Finally, multivariable logistic regression analysis showed significant and increased odds results for severe events in the following: 1) insulin treatment (2.77 OR, p < 0.001), 2) sulfonylurea treatment (2.49 OR, p < 0.001), 3) increased number of antidiabetic medications (1.56 OR, p < 0.001), 4) history of non-severe events (3.01 OR, p <0.001), 5) HbA1c < 6% (1.95 OR, p , 0.001), 6) black race (2.55 OR, p < 0.001), 7) cardiovascular disease (1.68 OR, p = 0.001), and 8) congestive heart failure (1.33 OR, p = 0.04).

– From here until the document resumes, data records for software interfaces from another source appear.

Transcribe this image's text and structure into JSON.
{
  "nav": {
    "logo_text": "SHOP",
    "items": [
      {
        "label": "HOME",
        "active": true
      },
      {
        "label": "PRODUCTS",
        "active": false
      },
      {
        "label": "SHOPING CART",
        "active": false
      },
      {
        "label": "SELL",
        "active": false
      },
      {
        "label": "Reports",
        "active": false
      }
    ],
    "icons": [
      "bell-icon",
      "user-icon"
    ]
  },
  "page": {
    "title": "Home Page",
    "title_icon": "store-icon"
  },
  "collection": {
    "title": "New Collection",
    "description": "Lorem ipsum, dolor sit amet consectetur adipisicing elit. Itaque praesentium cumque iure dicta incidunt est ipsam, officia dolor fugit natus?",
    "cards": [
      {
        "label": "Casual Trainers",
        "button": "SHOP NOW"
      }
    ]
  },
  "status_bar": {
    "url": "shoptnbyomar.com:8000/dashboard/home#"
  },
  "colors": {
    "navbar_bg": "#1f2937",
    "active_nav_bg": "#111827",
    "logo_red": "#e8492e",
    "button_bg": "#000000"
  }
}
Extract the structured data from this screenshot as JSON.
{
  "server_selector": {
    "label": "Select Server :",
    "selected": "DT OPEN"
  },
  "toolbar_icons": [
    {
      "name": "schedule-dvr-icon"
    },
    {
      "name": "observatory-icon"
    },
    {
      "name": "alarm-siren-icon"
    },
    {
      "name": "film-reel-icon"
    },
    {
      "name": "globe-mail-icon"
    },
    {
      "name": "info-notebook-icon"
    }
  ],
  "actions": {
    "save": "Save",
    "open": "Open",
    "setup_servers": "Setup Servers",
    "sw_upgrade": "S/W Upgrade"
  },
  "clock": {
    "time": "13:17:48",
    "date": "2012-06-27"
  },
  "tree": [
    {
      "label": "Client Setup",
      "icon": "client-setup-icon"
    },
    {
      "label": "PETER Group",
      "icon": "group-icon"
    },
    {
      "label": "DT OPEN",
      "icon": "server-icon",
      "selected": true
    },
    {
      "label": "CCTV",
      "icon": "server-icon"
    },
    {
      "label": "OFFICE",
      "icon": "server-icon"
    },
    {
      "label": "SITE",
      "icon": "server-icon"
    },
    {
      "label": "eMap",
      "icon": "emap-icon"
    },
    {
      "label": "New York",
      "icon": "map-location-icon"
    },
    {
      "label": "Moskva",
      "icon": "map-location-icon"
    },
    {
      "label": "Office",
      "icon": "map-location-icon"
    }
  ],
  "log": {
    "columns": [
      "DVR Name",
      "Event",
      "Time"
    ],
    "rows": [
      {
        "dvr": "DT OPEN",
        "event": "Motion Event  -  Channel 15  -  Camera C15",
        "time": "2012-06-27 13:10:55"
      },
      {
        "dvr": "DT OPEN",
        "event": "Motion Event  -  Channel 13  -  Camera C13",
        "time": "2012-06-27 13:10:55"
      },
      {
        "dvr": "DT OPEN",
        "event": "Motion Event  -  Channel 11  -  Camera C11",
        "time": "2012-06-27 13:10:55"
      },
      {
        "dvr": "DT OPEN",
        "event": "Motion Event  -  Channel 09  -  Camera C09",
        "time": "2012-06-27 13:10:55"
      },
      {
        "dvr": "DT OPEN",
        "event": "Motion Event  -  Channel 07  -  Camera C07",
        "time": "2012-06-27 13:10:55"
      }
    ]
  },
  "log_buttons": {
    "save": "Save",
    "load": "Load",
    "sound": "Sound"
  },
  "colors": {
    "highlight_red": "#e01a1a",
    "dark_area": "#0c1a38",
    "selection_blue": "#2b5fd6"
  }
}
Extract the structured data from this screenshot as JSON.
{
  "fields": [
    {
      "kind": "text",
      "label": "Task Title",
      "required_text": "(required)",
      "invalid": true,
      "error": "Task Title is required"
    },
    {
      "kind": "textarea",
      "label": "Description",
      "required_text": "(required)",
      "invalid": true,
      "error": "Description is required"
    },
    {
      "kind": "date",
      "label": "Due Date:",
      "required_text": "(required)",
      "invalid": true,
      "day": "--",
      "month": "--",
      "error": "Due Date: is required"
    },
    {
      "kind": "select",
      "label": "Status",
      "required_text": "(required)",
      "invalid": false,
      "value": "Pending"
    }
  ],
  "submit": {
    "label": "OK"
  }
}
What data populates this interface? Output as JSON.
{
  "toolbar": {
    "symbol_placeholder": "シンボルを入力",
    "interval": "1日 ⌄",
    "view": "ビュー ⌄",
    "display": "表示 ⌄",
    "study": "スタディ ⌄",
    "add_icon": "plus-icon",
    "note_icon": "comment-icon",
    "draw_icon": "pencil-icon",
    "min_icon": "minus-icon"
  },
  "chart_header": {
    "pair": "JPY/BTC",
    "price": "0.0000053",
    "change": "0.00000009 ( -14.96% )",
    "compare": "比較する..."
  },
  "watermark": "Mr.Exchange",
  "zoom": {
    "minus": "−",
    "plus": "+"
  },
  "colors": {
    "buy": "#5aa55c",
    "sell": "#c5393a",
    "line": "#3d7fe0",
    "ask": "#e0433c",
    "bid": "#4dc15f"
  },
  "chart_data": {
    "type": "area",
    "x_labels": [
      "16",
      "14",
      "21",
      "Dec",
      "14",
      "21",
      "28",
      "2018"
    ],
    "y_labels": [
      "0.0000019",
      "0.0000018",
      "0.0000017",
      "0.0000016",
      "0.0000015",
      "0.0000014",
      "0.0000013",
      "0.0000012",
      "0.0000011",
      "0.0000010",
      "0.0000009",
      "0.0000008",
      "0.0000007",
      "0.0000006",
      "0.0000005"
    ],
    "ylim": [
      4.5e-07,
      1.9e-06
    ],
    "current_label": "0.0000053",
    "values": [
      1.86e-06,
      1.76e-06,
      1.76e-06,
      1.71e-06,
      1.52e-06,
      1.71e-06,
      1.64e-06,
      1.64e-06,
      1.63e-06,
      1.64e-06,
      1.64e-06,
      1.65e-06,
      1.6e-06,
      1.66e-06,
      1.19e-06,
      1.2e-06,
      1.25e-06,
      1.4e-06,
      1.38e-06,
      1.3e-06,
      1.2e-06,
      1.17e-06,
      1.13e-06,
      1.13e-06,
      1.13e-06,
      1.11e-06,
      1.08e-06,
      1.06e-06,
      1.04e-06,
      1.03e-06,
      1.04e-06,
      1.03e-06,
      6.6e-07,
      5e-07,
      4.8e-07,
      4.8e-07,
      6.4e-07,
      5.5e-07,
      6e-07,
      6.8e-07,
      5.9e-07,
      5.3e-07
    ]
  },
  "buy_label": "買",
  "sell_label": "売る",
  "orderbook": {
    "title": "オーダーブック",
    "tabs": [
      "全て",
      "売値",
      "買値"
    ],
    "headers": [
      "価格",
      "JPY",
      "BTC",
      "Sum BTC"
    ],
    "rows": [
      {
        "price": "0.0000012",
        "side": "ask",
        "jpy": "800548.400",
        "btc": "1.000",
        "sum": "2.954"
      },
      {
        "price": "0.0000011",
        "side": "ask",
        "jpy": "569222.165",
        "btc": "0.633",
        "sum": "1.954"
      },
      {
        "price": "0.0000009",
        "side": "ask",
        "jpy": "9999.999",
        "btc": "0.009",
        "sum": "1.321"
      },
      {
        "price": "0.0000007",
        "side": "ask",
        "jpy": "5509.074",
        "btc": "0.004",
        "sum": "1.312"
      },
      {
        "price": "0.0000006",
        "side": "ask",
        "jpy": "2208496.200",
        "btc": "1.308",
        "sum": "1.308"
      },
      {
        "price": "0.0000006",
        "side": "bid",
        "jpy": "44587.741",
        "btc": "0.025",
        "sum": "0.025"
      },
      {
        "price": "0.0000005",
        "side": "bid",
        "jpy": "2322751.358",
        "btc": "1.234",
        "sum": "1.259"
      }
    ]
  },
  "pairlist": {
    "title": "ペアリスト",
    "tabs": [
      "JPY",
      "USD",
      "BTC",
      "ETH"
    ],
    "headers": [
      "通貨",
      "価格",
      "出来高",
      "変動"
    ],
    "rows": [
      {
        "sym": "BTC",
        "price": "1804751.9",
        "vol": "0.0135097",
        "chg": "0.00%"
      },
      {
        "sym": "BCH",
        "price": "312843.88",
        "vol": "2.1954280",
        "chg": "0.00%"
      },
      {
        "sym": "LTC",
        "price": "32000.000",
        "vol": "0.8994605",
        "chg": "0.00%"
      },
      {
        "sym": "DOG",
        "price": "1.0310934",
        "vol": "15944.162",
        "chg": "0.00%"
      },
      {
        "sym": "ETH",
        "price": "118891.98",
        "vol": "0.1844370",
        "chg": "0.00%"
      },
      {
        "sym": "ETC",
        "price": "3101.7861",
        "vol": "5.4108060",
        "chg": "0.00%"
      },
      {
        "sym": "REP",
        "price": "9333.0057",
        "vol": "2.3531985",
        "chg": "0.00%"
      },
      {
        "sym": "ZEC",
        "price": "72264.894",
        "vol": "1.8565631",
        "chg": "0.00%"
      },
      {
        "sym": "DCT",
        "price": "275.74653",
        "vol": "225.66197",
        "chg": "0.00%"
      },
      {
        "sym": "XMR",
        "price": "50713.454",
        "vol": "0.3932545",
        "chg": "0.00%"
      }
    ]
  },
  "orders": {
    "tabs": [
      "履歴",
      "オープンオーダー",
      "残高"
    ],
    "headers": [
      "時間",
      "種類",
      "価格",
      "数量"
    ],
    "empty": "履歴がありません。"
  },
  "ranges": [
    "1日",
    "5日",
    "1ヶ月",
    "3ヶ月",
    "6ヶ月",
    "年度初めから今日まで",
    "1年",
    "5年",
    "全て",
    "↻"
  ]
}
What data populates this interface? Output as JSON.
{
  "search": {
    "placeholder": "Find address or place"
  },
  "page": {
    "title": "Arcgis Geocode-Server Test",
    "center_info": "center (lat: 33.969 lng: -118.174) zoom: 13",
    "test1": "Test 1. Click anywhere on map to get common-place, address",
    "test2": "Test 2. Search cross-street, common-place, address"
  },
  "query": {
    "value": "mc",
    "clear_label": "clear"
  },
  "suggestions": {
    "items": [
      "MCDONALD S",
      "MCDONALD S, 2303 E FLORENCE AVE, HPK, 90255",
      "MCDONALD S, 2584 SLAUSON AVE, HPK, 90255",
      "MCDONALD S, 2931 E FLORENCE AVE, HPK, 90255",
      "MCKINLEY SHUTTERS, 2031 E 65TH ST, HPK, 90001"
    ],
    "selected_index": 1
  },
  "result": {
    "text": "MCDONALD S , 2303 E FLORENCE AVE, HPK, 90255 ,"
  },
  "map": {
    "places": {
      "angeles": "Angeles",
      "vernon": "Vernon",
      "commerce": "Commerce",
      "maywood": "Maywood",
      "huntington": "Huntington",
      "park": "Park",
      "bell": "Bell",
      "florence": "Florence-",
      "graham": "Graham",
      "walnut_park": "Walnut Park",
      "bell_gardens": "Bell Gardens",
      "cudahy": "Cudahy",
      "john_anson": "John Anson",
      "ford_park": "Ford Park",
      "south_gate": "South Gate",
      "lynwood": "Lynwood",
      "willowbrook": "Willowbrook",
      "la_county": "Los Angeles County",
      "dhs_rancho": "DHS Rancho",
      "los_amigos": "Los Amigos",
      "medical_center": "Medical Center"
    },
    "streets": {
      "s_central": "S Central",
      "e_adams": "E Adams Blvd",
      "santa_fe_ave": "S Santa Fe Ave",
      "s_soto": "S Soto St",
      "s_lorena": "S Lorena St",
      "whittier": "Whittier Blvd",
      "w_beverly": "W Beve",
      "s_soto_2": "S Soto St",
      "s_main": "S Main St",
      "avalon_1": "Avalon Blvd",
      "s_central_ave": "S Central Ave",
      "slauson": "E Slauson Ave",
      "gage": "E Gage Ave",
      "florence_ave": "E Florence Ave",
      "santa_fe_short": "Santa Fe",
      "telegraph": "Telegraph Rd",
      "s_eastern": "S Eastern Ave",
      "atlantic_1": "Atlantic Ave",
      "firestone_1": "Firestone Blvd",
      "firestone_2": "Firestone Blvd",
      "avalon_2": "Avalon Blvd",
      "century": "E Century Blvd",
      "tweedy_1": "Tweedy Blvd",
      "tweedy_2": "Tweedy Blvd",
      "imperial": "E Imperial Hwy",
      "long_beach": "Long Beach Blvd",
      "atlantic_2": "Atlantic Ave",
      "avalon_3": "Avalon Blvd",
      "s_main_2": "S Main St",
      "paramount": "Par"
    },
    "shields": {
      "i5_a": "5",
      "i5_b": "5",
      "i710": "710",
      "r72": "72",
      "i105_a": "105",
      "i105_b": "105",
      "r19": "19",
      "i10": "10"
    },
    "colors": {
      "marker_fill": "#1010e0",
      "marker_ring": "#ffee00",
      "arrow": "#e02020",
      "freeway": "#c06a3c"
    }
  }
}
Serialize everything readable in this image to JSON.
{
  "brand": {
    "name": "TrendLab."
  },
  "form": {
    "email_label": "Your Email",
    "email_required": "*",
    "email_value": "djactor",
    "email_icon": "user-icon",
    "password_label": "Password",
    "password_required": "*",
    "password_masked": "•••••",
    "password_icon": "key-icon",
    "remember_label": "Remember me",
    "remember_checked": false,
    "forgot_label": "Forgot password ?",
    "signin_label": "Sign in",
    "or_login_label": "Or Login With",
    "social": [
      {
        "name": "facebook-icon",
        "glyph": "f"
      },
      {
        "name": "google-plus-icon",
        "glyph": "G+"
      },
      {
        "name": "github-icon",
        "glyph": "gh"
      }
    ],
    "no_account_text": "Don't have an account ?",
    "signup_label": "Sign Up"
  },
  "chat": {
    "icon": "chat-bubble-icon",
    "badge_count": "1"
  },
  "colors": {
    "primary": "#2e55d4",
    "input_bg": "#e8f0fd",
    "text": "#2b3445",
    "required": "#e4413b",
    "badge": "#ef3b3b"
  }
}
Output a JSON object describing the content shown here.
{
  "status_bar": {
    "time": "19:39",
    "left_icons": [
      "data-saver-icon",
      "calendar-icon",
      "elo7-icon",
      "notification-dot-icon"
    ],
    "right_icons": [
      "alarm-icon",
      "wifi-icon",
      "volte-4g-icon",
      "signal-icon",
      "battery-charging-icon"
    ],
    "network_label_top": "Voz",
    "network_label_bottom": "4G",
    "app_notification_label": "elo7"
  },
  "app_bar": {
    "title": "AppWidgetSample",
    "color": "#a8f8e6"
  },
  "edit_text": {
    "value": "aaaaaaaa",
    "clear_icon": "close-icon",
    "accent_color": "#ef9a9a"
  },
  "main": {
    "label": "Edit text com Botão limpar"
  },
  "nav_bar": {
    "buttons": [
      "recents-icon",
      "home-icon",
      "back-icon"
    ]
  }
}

Despite the strengths of this study, some limitations were noted. The use of ICD-9/-10 codes relies heavily on providers use of them. Possible increased use of hypoglycemia codes at the time of the study could contribute to the rate of severe hypoglycemia cases. Although non-severe hypoglycemia events were considered significant and could place a patient at risk for severe hypoglycemia, it is possible that current coding practices underestimated the number of non-severe episodes. Finally, some severe events may have been missed due to patient improvement at home or treatment at an alternate health system.

All in all, this real-world example utilizing electronic medical record information has uncovered a wealth of information. Although the severity of hypoglycemia can vary, severe instances warranting hospitalizations or emergency department visits are a major concern. Still, opportunities to prevent this unwanted consequence exist. Identification of patients with risk factors for hypoglycemia is crucial as it allows for modifications to treatment regimens with the intention of reducing hypoglycemic events. By preventing these severe episodes, medical costs are reduced, adherence to medications is improved, hospitalizations are prevented, and glycemic control is achieved.

Practice Pearls:

  • History of non-severe hypoglycemic events places a patient with diabetes at higher risk for severe hypoglycemia.
  • Treatment regimens, including insulin, sulfonylurea, combinations with either medication, or ≥3 medications predisposes an individual to severe bouts of hypoglycemia.
  • Other patient characteristics that increase their risk for severe hypoglycemia include older age, lower BMI, and comorbidities (i.e. dementia, cognitive impairment, cardiovascular disease, etc.)

Reference:

Misra-Hebert, A., Pantalone, K., Ji, X., Milinovich, A., Dey, T., Chagin, K.M., Bauman, J.M., Kattan, M., and Zimmerman, R.S. Patient Characteristics Associated With Severe Hypoglycemia in a Type 2 Diabetes Cohort in a Large, Integrated Health Care System From 2006 to 2015. Diabetes Care. 2018. https://doi.org/10.2337/dc17-1834

Kaytie A. Weierstahl, Pharm.D. Candidate, LECOM School of Pharmacy